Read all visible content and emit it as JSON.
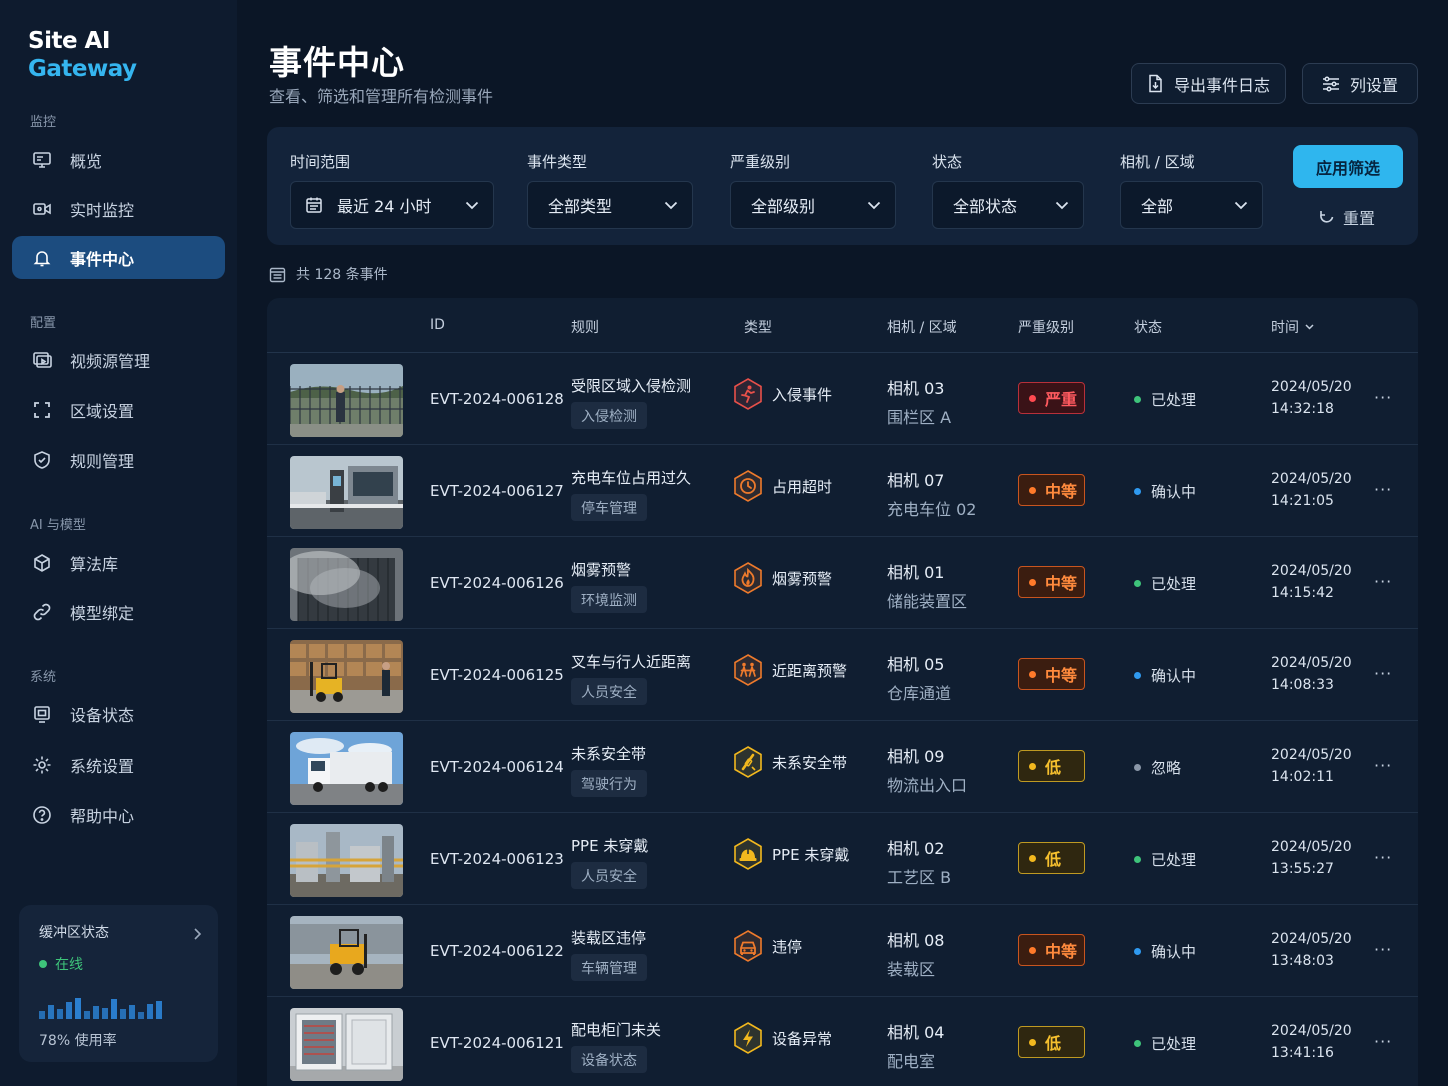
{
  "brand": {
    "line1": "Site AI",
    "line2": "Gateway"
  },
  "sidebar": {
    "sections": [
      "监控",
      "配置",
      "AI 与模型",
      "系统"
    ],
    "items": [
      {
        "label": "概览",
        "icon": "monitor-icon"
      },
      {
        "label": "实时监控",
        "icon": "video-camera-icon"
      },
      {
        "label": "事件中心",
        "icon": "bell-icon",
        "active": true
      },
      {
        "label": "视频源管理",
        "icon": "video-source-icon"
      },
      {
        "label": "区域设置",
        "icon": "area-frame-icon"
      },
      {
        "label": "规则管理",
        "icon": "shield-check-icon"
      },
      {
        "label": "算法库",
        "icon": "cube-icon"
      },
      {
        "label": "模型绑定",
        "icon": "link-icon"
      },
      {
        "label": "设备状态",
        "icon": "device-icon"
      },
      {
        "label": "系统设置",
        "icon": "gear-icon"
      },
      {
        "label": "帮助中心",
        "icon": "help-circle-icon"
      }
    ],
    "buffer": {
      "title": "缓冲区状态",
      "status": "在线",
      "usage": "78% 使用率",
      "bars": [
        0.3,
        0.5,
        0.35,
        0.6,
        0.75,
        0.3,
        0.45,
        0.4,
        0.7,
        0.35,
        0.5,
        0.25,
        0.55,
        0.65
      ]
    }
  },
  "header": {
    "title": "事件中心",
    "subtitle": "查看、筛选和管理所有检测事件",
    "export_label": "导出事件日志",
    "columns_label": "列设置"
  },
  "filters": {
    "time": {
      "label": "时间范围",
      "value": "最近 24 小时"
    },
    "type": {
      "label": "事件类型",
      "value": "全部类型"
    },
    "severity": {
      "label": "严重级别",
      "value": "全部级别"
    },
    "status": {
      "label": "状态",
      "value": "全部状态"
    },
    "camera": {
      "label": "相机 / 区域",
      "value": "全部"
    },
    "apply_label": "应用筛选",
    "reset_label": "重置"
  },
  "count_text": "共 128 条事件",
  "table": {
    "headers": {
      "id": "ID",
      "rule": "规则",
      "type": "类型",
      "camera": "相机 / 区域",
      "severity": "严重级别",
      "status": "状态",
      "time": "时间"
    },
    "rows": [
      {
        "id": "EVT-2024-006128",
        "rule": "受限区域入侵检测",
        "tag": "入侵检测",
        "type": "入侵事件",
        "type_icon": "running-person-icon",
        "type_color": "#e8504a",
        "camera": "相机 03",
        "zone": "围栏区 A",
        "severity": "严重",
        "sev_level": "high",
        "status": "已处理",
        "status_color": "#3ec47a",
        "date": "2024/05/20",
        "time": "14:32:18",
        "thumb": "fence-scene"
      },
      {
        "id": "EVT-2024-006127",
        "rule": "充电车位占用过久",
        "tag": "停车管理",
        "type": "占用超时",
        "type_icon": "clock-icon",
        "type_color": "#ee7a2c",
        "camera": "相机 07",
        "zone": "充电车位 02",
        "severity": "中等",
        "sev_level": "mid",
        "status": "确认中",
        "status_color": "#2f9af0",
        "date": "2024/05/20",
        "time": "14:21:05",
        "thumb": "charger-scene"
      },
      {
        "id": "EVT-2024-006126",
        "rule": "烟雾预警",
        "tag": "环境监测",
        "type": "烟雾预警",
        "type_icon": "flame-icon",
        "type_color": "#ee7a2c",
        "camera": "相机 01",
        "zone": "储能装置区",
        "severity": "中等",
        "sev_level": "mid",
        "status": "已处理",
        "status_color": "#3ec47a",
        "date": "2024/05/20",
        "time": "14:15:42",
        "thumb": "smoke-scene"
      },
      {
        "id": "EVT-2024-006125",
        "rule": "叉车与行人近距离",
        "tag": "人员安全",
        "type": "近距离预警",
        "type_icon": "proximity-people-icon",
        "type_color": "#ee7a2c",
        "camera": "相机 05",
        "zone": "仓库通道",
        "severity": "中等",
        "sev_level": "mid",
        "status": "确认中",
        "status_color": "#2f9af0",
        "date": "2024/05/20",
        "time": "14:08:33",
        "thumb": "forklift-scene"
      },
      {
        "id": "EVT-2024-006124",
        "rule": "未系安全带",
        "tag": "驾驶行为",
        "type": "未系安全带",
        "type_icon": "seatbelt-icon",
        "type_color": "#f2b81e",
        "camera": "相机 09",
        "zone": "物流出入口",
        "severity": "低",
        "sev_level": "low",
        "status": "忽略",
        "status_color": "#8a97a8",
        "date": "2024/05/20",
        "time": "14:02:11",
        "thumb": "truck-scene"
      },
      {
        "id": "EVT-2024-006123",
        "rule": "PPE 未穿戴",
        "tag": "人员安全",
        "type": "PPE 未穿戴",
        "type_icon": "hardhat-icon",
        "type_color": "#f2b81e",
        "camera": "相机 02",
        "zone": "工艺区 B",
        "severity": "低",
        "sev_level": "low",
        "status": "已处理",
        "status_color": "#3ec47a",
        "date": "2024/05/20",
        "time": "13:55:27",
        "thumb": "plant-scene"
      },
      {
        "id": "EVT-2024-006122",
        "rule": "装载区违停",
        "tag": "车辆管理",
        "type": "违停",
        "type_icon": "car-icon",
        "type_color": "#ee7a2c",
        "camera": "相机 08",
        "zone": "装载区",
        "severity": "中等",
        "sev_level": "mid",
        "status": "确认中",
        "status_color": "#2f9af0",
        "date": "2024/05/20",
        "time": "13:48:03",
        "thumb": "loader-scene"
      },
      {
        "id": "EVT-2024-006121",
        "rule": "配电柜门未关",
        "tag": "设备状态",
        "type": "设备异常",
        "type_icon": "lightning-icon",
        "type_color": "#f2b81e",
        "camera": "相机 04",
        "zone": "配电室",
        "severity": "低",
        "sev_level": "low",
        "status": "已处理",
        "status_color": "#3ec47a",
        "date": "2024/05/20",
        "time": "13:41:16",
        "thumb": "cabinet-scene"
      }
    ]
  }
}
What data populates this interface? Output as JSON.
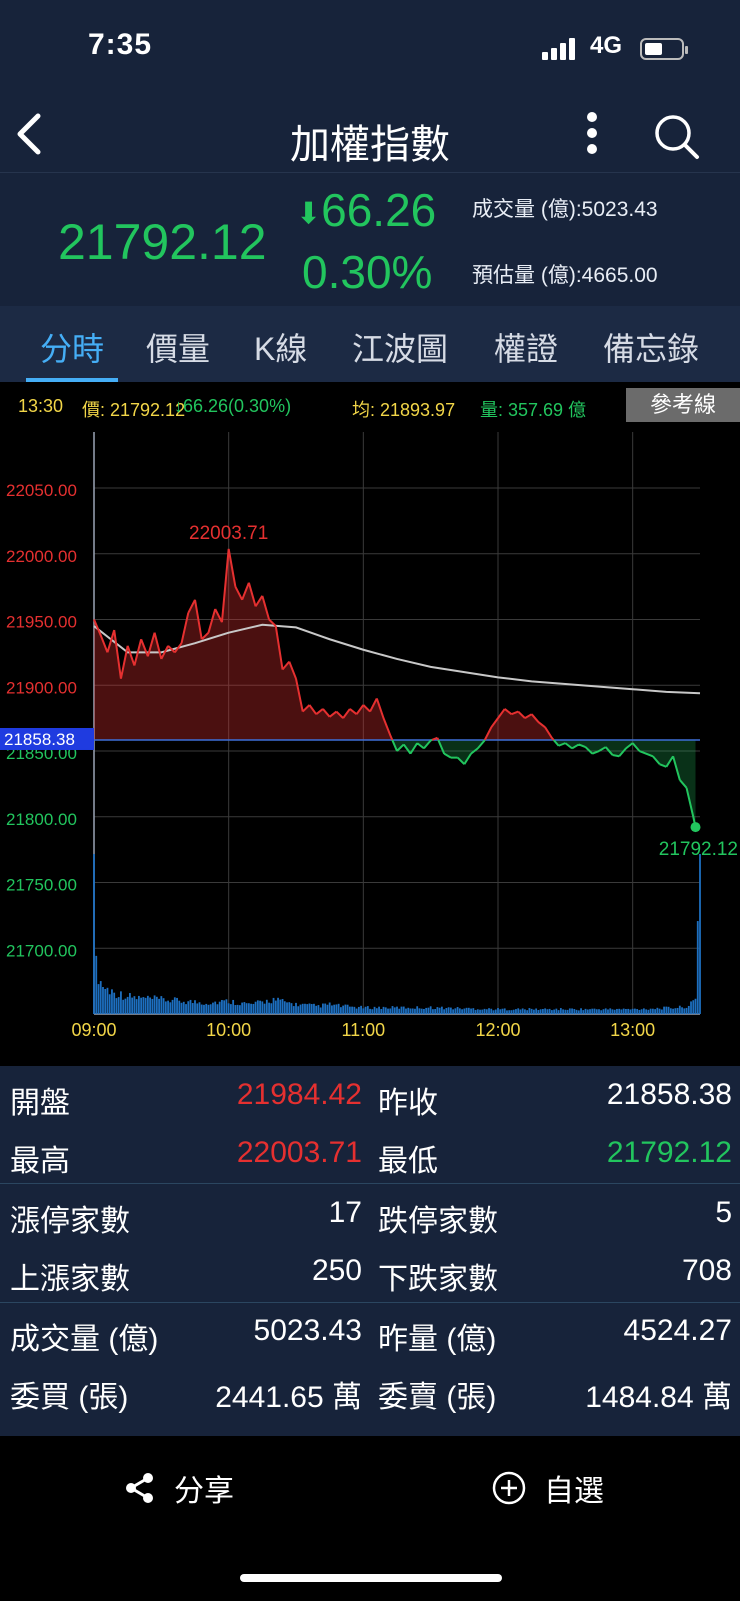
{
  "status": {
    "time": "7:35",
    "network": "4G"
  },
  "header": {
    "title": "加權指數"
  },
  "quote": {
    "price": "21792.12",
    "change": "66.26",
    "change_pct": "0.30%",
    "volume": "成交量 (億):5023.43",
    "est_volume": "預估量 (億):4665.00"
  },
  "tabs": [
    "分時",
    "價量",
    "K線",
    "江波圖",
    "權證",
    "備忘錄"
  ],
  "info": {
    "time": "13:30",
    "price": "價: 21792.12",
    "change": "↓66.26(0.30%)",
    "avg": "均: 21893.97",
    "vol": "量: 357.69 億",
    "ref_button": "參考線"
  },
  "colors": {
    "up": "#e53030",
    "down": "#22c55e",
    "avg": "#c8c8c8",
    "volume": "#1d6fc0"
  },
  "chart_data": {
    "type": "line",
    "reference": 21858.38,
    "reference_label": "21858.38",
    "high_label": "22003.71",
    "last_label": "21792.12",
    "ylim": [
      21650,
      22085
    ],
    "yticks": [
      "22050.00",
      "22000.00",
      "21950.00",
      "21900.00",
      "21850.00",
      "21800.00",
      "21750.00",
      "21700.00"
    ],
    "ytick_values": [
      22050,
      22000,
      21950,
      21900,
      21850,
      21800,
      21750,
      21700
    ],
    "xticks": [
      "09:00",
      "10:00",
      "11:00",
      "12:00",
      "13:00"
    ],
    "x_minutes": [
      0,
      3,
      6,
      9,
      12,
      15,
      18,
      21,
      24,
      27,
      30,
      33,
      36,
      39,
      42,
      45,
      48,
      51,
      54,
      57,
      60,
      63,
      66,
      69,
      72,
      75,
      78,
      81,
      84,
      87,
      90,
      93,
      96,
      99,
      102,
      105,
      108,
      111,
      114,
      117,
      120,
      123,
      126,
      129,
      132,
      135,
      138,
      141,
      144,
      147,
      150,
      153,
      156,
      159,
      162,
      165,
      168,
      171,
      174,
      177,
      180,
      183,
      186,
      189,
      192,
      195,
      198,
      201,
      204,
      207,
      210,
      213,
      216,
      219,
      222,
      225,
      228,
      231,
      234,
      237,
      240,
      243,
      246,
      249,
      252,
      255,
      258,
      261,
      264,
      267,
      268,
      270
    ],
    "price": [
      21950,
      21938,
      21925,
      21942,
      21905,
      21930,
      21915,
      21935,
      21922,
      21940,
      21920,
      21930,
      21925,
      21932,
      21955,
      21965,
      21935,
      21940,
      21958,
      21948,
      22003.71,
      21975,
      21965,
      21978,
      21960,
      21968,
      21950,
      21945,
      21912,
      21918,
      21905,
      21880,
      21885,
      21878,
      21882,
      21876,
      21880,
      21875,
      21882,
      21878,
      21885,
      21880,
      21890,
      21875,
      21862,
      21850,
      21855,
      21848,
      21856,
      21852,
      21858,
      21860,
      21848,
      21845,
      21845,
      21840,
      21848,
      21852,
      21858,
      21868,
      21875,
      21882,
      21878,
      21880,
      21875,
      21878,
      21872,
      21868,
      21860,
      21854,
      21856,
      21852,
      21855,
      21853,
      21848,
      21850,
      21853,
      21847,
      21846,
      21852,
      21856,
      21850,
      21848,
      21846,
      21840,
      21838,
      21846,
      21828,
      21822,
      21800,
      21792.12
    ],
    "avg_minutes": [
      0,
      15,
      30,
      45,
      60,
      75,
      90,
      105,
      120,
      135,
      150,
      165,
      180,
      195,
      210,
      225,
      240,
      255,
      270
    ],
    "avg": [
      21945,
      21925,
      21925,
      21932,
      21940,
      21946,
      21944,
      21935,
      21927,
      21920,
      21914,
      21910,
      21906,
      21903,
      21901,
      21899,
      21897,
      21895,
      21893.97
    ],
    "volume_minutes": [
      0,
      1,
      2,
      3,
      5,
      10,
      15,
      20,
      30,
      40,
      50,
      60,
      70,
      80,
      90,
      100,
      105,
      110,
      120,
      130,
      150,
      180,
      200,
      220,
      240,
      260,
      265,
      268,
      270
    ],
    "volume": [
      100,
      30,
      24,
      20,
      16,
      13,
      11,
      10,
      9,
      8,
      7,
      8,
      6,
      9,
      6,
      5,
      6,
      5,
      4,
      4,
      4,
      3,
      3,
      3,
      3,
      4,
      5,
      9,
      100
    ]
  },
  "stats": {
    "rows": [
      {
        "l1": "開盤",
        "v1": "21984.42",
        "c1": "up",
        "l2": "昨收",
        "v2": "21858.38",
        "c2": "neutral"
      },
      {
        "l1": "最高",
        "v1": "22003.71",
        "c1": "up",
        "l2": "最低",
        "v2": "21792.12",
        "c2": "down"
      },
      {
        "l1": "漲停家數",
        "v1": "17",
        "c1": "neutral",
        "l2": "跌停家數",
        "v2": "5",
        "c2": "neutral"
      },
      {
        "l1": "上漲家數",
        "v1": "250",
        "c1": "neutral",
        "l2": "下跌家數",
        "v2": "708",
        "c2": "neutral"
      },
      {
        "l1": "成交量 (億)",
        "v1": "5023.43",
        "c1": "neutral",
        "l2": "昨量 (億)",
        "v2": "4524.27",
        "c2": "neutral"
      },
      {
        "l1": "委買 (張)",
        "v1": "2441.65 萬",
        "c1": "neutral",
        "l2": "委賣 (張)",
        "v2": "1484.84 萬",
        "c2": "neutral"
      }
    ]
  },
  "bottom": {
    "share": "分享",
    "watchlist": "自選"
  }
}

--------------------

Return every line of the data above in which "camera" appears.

- **FINISHED TASK**:
        "icon": "video-camera-icon"
    "camera": {
      "camera": "相机 / 区域",
        "camera": "相机 03",
        "camera": "相机 07",
        "camera": "相机 01",
        "camera": "相机 05",
        "camera": "相机 09",
        "camera": "相机 02",
        "camera": "相机 08",
        "camera": "相机 04",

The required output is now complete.